+++ Information given +++

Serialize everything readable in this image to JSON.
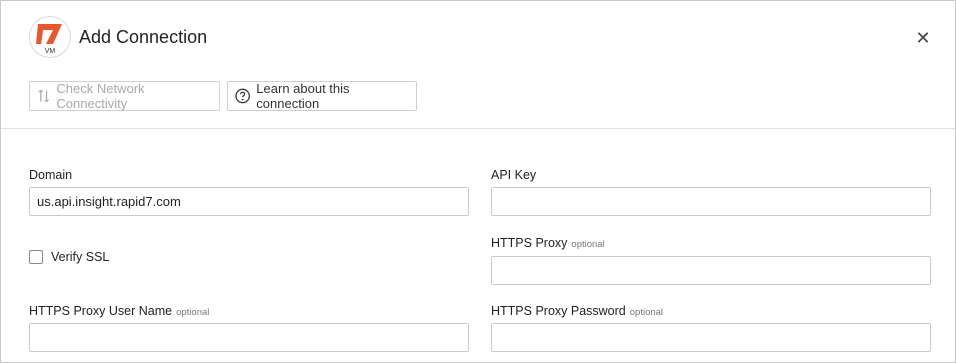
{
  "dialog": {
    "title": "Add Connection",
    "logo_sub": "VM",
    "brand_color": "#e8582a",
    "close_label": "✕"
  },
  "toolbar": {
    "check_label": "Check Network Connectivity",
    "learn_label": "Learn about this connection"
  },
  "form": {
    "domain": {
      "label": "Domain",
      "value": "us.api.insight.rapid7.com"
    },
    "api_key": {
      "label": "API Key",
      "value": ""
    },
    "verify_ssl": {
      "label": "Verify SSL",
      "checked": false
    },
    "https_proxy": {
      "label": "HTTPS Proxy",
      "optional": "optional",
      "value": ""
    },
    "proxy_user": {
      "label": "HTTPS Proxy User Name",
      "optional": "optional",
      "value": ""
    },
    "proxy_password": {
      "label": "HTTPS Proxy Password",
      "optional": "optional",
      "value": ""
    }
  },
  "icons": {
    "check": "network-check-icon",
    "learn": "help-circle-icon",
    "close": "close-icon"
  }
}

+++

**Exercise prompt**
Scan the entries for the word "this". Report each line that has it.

**Answer box**
Serialize everything readable in this image to JSON.
    "learn_label": "Learn about this connection"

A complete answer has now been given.